A while back, I was digging through a box of art materials I had had for a long time, looking for something, when I came across a few random Sanford-branded Prismacolor watercolor pencils. I don’t know why I had only a few or when I had acquired them, but I’m guessing I’ve had them since the early 2000s or possibly even the ‘90s.
Curious, I gave them a scribble. They are nearly as soft as traditional (wax-based) Prismacolor pencils, and the cores are equally thick. In application, they feel very similar to traditional Prismacolors, too – a bit waxy, almost like crayons. The big surprise, however, came when I gave the swatches a swipe with a waterbrush: Their pigment quality is very high. My interest piqued, I started looking for more on eBay and fairly quickly found a nearly new set of 24 at an excellent price (half the price of a contemporary set).
|Gold unfinished end.|
Based on the Sanford branding, these USA-made Prismacolor watercolor pencils first came out in the ‘90s. Like traditional Prismacolor pencils, the lacquer on the round barrel indicates the core color, and the end is unfinished. Branding, color name and color number are printed in gold. To set them apart as watercolor pencils, they also have a gold end.
Although the set gives me a good color selection, I had so much fun using only primary colors when I reviewed Cretacolor Marino pencils recently that I decided to do it again with the Prismacolors: I chose Crimson Red, Sunburst Yellow and Copenhagen to make the apple sketch. Compared to the Marinos, the Prismacolors are so highly pigmented that I didn’t need to apply many layers. They blend beautifully and easily. I left the cast shadow unactivated so that the dry application could be seen. Since they are very soft, the Stillman & Birn Beta paper’s tooth is apparent (I like the optical blending that occurs with dry pencils).
Many vintage pencils are not comparable to contemporary pencils, either due to lack of pigment or some other factor. However, I had such a good experience making the apple sketch that I did something I rarely do in reviews of vintage pencils: I made comparison swatches with my most-often used contemporary water-soluble colored pencils. The swatches below show heavy applications of Faber-Castell Albrecht Durer, Caran d’Ache Supracolor and Caran d’Ache Museum Aquarelle next to the vintage Prismacolor. The Prismacolor competes very favorably in pigment content and solubility with all of them. In softness, it is probably closest to Supracolor but waxier in application.

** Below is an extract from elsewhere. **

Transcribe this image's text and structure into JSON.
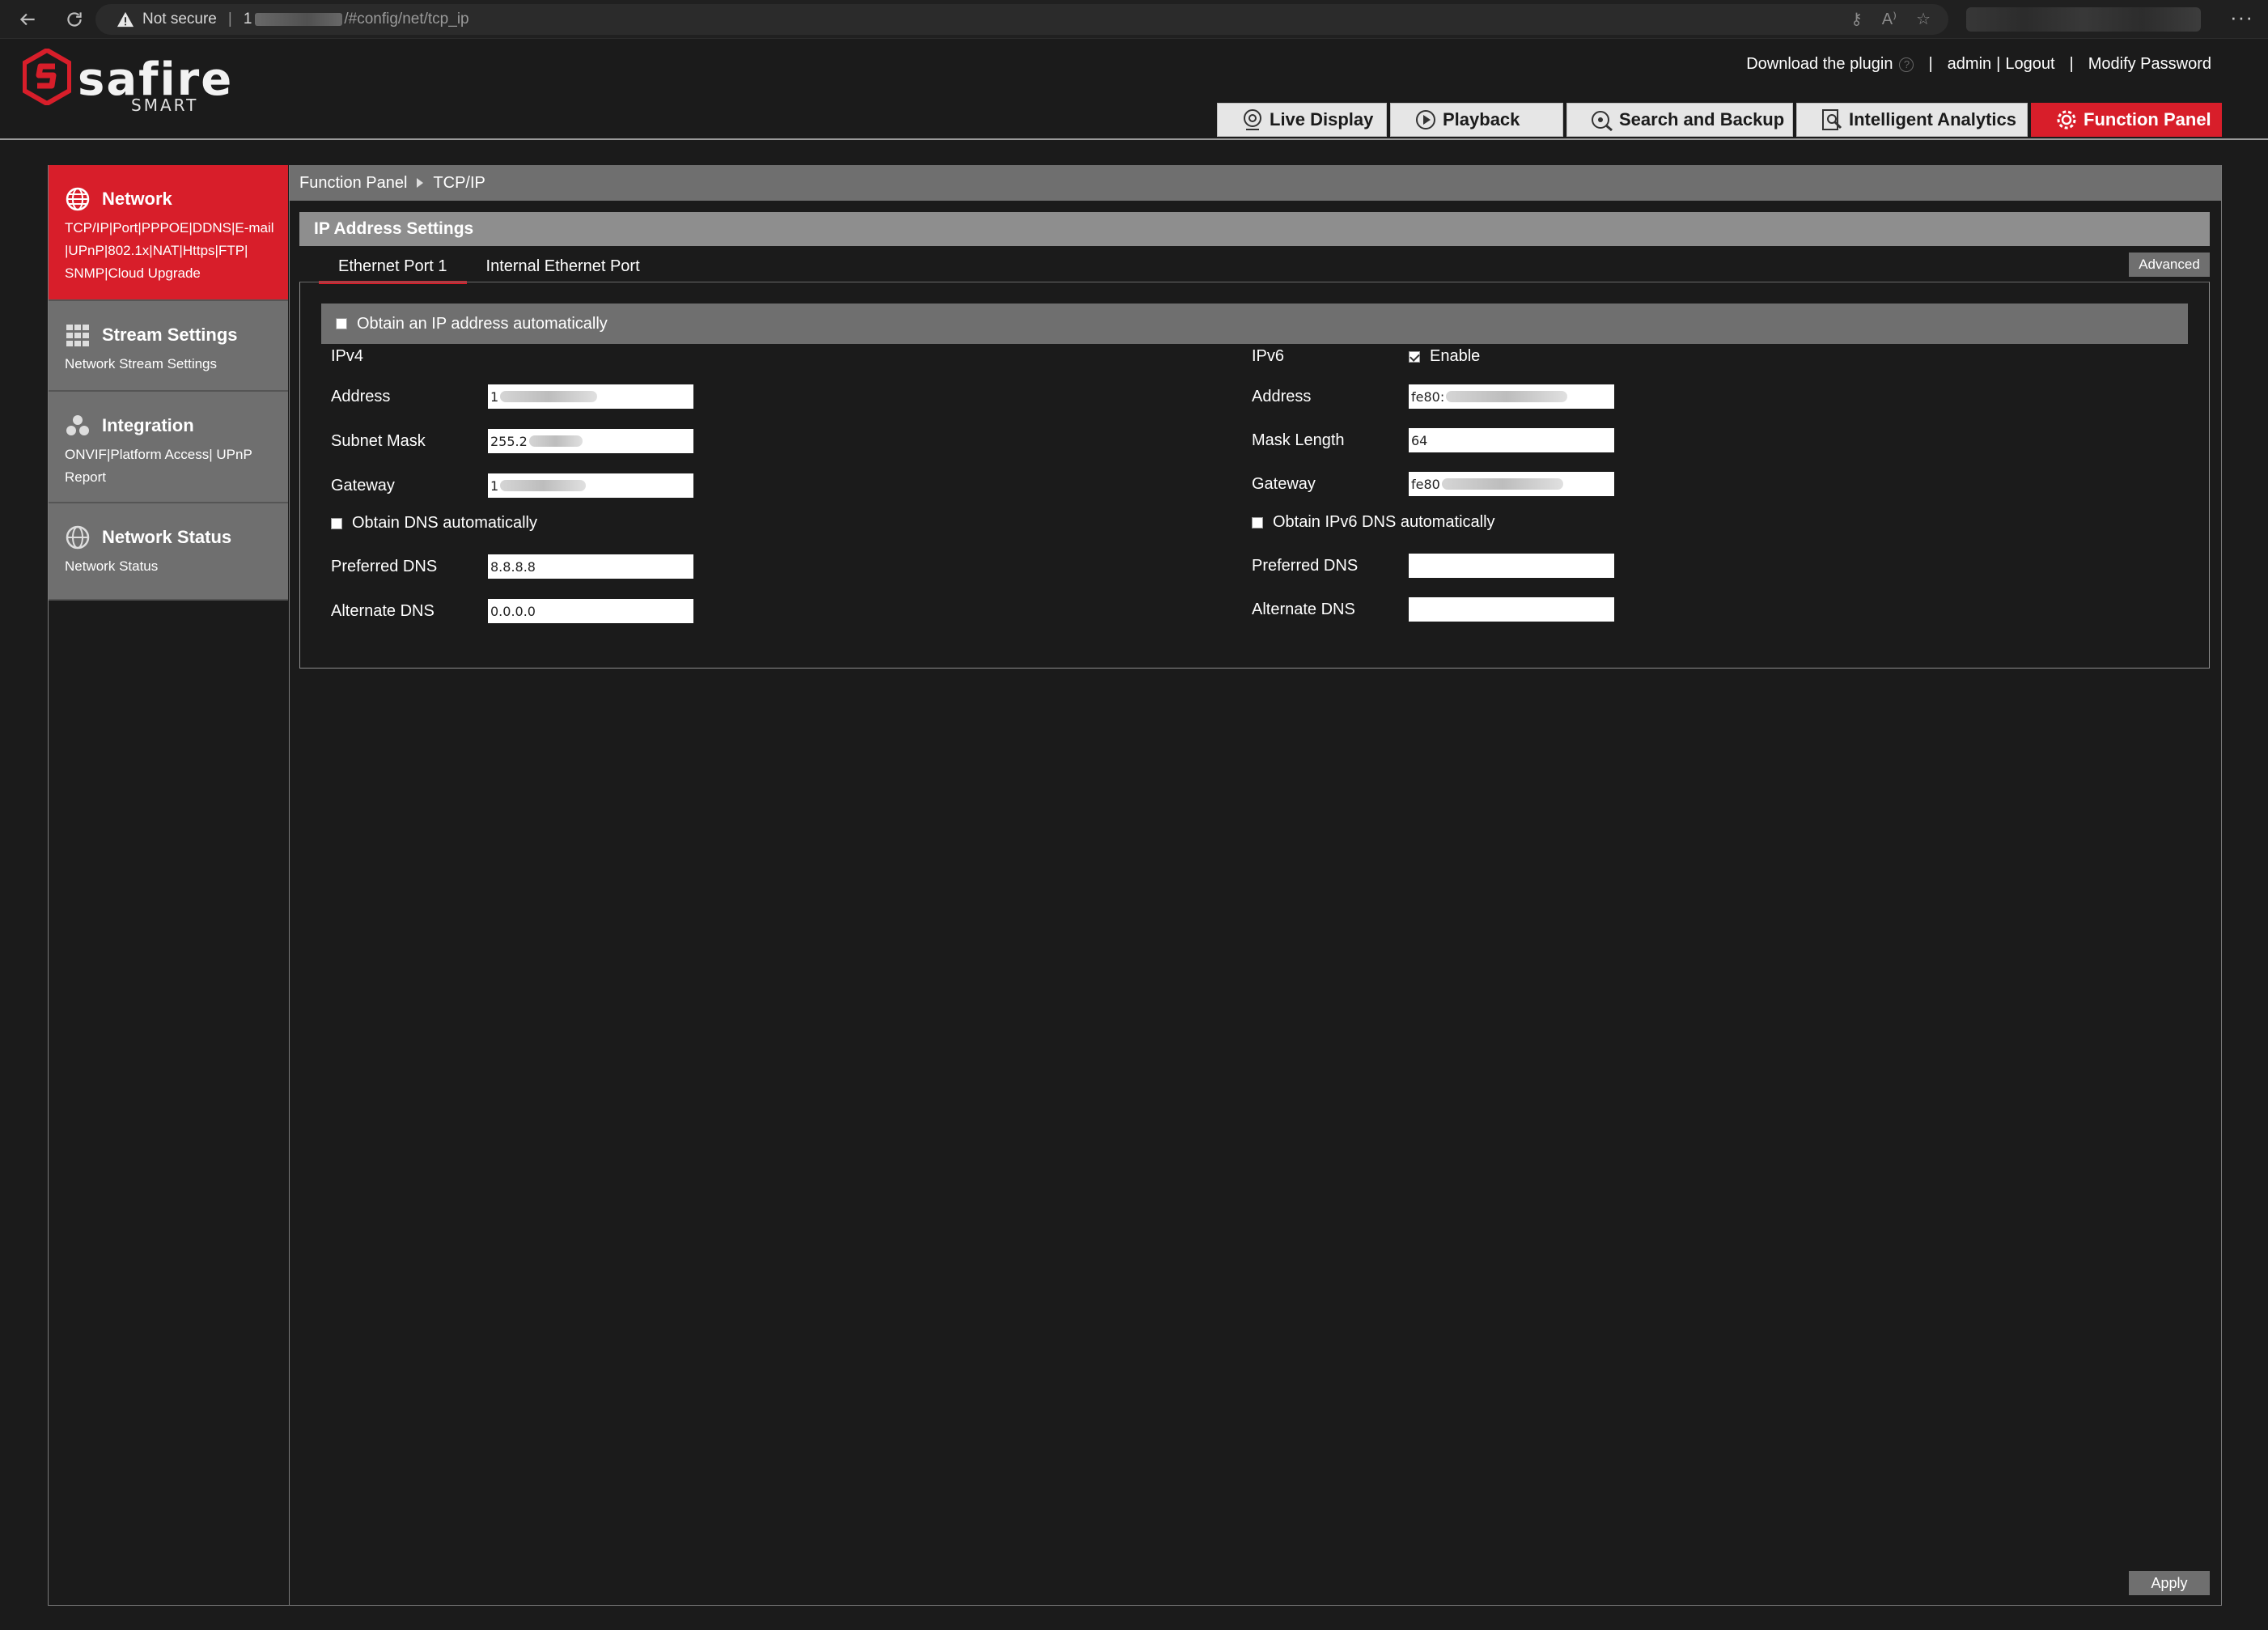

I wonder if these old Prismacolors ever came in sets larger than 24. . . ? Looking at Mexican-made contemporary sets on Blick and Amazon, the largest seems to be 36 – a far cry from the staggering 150 colors available in Prismacolor Premier’s traditional line. Prismacolor is obviously not making the same investment in water-soluble colors, so perhaps that was always true.
Regardless of the number of colors available, I’d be leery of the quality of any contemporary Prismacolors (I’ve ranted about them previously . . . I had to toss a set after the cores continually broke as if already broken inside the barrel). But I’m going to keep poking around on eBay to see if a larger vintage set ever shows up (based on the price I paid, I don’t seem to have much competition from other buyers!). In the meantime, I’m delighted that I grabbed these pencils and will happily use them.

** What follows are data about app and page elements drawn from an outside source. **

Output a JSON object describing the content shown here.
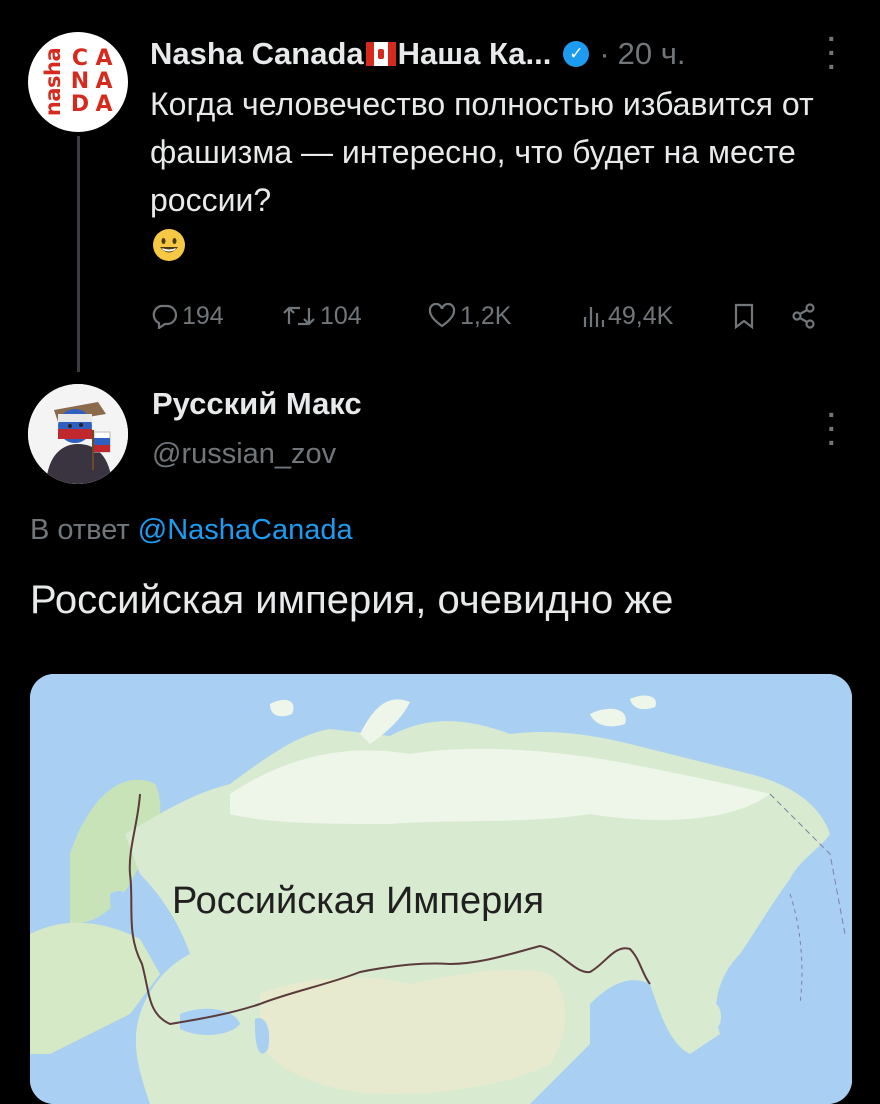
{
  "tweet1": {
    "avatar": {
      "side_text": "nasha",
      "letters": [
        "C",
        "A",
        "N",
        "A",
        "D",
        "A"
      ]
    },
    "author_name": "Nasha Canada",
    "author_name_suffix": "Наша Ка...",
    "verified_icon": "verified-badge-icon",
    "separator": "·",
    "time": "20 ч.",
    "text": "Когда человечество полностью избавится от фашизма — интересно, что будет на месте россии?",
    "emoji": "smiling-face-emoji",
    "stats": {
      "replies": "194",
      "reposts": "104",
      "likes": "1,2K",
      "views": "49,4K"
    }
  },
  "tweet2": {
    "author_name": "Русский Макс",
    "handle": "@russian_zov",
    "reply_prefix": "В ответ",
    "reply_handle": "@NashaCanada",
    "text": "Российская империя, очевидно же",
    "map_label": "Российская Империя"
  },
  "colors": {
    "background": "#000000",
    "text": "#e7e9ea",
    "secondary": "#71767b",
    "link": "#1d9bf0",
    "brand_red": "#d52b1e"
  }
}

When I reviewed my Holland sketch kit, I mentioned that I was unhappy with the brick red I had been using and wanted to find a replacement. The Prismacolor set includes a Terra Cotta that might be what I’m looking for – I’m eager to give it a try in the field.